● **GOAL OF THE EXERCISE**:
Some lines below hold "color". Pick them out and copy them.

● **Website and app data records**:
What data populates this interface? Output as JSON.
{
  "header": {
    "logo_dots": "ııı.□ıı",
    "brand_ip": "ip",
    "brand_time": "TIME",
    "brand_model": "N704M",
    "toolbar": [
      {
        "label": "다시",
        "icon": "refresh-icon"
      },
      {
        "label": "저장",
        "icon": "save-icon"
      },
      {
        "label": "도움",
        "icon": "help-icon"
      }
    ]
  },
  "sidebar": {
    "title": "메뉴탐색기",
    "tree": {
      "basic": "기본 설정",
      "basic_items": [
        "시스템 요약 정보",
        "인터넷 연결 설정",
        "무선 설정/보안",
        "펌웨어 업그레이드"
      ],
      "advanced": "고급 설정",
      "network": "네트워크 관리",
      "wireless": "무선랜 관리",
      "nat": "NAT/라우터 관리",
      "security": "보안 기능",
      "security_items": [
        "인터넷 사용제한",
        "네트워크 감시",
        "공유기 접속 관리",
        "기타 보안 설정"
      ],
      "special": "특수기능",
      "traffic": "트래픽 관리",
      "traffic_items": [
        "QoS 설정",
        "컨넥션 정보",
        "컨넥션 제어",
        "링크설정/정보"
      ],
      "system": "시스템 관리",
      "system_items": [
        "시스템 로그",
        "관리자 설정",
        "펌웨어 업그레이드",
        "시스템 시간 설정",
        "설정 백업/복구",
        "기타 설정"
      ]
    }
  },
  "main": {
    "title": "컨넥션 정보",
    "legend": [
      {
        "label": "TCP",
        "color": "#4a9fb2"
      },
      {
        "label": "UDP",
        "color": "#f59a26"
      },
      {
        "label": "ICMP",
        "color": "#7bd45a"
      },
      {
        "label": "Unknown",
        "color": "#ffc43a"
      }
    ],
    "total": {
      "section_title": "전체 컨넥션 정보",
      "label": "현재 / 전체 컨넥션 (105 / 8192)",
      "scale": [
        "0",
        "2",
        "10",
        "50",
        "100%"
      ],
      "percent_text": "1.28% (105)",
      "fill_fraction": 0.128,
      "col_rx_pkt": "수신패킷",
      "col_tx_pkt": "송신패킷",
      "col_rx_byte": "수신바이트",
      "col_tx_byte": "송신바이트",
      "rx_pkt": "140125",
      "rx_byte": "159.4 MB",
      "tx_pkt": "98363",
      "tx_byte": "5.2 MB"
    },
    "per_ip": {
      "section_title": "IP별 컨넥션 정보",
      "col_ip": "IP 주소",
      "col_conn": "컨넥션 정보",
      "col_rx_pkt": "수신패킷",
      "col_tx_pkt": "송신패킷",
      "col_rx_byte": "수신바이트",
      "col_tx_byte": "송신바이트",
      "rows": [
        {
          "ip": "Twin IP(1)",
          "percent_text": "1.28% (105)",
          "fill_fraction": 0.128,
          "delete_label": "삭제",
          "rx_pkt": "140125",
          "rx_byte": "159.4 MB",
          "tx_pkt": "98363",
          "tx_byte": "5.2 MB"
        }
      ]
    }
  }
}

● **REPLY TO THE EXERCISE**:
        "color": "#4a9fb2"
        "color": "#f59a26"
        "color": "#7bd45a"
        "color": "#ffc43a"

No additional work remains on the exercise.